As countries around the world try to stop the importation of goods produced using forced labour in Xinjiang, China, New Zealand has actually increased their imports.
Exports from the region where up to a million people have been detained in re-education camps have increased to $4.9 million in the first six months of 2021. According to data from China’s customs authority, this is double the amount from the same period in 2020.
It is impossible to confirm whether the goods are produced using forced labour, but commentators say much of what is produced in the agricultural region is thought to in some way be connected to forced labour.
“Officials should be keeping an eye on goods coming directly from Xinjiang because there is a higher degree of the likelihood it will be associated with some part of the oppressive architecture there,” said James Leibold, a senior fellow at the Australian Strategic Policy Institute. “We need to do a lot more to make sure our supply chains are clean to things like forced labour.”

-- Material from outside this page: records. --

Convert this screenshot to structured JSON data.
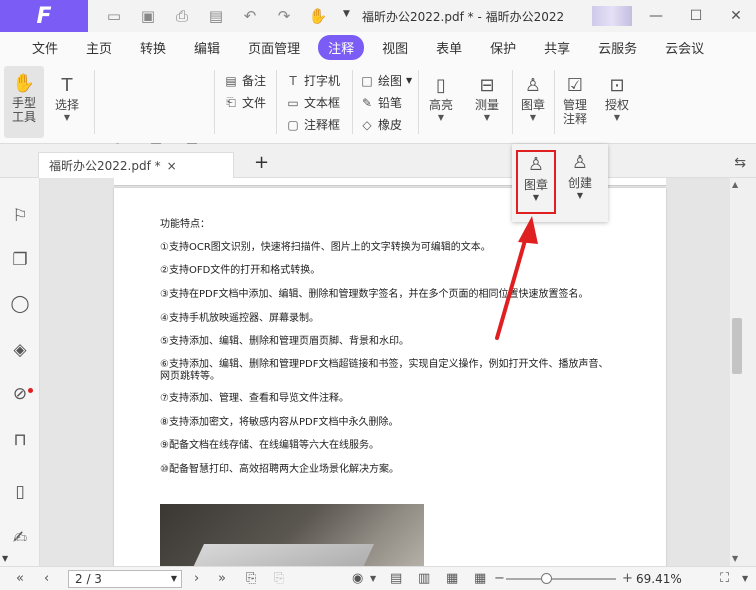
{
  "app": {
    "title": "福昕办公2022.pdf * - 福昕办公2022",
    "logo_letter": "F"
  },
  "menu": {
    "items": [
      "文件",
      "主页",
      "转换",
      "编辑",
      "页面管理",
      "注释",
      "视图",
      "表单",
      "保护",
      "共享",
      "云服务",
      "云会议"
    ],
    "active": "注释"
  },
  "ribbon": {
    "hand": "手型\n工具",
    "select": "选择",
    "note": "备注",
    "file": "文件",
    "typewriter": "打字机",
    "textbox": "文本框",
    "callout": "注释框",
    "draw": "绘图",
    "pencil": "铅笔",
    "eraser": "橡皮",
    "highlight": "高亮",
    "measure": "测量",
    "stamp": "图章",
    "manage": "管理\n注释",
    "authorize": "授权"
  },
  "popup": {
    "stamp": "图章",
    "create": "创建"
  },
  "tab": {
    "label": "福昕办公2022.pdf *",
    "close": "×",
    "new": "+"
  },
  "document": {
    "lines": [
      "功能特点：",
      "①支持OCR图文识别，快速将扫描件、图片上的文字转换为可编辑的文本。",
      "②支持OFD文件的打开和格式转换。",
      "③支持在PDF文档中添加、编辑、删除和管理数字签名，并在多个页面的相同位置快速放置签名。",
      "④支持手机放映遥控器、屏幕录制。",
      "⑤支持添加、编辑、删除和管理页眉页脚、背景和水印。",
      "⑥支持添加、编辑、删除和管理PDF文档超链接和书签，实现自定义操作，例如打开文件、播放声音、",
      "网页跳转等。",
      "⑦支持添加、管理、查看和导览文件注释。",
      "⑧支持添加密文，将敏感内容从PDF文档中永久删除。",
      "⑨配备文档在线存储、在线编辑等六大在线服务。",
      "⑩配备智慧打印、高效招聘两大企业场景化解决方案。"
    ]
  },
  "status": {
    "page": "2 / 3",
    "zoom": "69.41%",
    "zoom_level_fraction": 0.33
  },
  "colors": {
    "accent": "#7b5cf5",
    "highlight_red": "#e02020"
  }
}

He added that because Xinjiang Production and Construction Corps produces many agricultural products exported from the region, this increases concerns. The US placed sanctions on this company citing human rights abuses against the Uyghur.
Chinese customs data shows exports from Xinjiang to New Zealand included a range of products such as cotton sheets and clothing, furniture, tomato paste, grapes and jam and marmalades.
The original full article can be found at stuff.co.nz